- Your objective
This task calls for copying every line in the data below that contains the word "name".

========================================

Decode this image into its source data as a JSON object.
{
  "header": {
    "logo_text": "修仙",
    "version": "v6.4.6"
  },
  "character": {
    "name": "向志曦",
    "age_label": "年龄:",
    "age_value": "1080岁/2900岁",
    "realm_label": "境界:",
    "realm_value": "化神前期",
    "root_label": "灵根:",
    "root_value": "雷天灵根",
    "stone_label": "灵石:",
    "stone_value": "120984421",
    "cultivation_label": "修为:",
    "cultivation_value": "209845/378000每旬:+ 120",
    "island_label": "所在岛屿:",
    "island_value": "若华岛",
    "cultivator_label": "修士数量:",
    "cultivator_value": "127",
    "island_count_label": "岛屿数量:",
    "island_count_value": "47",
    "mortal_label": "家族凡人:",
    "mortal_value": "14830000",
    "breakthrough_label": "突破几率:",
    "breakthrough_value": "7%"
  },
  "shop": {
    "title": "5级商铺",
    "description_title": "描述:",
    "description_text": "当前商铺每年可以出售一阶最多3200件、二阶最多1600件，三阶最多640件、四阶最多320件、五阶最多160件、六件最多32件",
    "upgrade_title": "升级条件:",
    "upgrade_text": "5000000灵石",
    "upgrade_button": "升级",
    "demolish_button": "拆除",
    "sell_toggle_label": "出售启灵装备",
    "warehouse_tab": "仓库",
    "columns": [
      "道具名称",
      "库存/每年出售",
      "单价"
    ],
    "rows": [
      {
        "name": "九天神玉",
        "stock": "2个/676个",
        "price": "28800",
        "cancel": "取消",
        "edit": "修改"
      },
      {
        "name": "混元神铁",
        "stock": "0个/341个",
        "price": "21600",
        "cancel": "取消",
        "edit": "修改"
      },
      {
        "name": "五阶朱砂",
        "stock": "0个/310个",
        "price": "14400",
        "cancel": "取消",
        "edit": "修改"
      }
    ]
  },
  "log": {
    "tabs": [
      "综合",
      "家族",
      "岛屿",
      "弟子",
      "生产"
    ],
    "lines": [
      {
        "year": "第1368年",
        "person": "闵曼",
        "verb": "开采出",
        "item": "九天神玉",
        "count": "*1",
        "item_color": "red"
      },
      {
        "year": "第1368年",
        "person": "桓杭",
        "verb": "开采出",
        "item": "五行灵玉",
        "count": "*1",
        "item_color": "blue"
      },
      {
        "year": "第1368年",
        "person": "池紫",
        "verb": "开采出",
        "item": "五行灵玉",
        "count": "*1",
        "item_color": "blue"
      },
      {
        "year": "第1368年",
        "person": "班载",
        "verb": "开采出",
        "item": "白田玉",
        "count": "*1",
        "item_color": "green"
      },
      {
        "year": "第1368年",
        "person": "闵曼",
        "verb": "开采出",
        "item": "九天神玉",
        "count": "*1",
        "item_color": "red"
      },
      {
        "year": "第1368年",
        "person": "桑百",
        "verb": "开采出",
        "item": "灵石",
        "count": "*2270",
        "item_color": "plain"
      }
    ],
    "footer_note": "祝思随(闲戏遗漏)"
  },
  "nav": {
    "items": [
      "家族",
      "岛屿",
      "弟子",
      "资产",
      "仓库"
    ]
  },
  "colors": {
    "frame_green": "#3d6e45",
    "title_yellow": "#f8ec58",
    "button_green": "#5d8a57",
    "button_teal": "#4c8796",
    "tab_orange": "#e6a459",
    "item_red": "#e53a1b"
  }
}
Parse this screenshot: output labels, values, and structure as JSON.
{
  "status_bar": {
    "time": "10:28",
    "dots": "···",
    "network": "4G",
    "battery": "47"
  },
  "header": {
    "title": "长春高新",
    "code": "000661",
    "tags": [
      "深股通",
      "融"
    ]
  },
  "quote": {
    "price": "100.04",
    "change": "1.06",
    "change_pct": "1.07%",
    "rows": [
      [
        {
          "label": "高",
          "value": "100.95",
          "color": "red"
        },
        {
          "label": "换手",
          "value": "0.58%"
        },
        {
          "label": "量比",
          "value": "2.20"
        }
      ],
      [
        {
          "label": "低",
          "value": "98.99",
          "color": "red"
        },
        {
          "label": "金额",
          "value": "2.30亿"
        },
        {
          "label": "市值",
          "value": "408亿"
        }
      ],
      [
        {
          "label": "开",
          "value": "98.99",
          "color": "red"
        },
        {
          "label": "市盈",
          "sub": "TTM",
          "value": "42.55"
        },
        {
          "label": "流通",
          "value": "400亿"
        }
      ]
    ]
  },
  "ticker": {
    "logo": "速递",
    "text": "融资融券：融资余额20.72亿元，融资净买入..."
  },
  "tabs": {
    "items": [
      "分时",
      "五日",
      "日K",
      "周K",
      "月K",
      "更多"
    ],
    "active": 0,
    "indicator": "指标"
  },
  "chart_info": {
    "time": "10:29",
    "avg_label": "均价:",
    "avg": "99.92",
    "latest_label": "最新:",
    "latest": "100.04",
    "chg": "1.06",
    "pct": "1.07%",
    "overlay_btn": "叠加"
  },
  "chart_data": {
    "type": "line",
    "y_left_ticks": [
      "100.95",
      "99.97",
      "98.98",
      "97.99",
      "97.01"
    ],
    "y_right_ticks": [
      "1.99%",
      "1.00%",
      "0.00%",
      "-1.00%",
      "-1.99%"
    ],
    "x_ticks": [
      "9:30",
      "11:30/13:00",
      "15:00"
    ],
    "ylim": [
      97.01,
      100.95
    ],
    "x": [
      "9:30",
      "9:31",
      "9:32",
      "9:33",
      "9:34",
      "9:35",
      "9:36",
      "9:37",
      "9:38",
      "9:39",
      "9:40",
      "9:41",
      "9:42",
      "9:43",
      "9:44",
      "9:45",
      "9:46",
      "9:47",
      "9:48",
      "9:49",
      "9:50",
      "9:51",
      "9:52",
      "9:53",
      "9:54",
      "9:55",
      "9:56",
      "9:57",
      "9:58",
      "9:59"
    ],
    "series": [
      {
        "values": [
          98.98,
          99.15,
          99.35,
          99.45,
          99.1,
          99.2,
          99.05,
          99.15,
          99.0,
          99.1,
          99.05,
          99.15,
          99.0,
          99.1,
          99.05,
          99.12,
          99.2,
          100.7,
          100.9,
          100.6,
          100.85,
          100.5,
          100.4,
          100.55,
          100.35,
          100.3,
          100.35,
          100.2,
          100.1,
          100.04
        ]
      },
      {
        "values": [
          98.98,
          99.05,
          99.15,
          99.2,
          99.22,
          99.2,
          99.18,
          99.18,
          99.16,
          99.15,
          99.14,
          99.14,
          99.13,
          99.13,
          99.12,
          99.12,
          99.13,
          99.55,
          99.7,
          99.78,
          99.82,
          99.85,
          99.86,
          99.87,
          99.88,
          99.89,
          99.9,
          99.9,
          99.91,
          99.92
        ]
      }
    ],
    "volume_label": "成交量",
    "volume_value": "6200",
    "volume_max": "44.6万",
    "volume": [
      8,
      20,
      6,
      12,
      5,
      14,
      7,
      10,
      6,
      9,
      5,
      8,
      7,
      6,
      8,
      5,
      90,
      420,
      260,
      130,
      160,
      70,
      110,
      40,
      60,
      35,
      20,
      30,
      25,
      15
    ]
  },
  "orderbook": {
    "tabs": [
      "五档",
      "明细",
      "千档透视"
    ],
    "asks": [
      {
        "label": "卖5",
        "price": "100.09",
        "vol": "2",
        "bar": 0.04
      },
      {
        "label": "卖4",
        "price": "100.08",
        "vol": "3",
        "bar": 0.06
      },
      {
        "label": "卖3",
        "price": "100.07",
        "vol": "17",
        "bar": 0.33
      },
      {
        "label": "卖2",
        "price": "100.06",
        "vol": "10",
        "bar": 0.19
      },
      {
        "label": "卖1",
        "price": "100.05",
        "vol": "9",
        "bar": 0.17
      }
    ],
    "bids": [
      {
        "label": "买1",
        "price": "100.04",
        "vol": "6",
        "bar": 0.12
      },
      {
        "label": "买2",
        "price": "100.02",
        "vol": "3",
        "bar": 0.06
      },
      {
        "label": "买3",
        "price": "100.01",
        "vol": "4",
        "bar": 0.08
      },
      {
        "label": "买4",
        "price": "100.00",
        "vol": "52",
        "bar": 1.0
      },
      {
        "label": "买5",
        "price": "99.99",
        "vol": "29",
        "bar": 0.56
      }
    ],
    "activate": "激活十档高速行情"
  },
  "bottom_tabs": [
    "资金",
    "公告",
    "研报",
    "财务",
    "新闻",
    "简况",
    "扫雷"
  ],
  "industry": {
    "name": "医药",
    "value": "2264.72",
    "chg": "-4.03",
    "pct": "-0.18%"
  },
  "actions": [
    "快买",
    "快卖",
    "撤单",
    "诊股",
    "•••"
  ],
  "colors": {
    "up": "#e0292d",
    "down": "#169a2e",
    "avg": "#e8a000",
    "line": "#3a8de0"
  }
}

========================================

- Answer box
    "name": "向志曦",
        "name": "九天神玉",
        "name": "混元神铁",
        "name": "五阶朱砂",
    "name": "医药",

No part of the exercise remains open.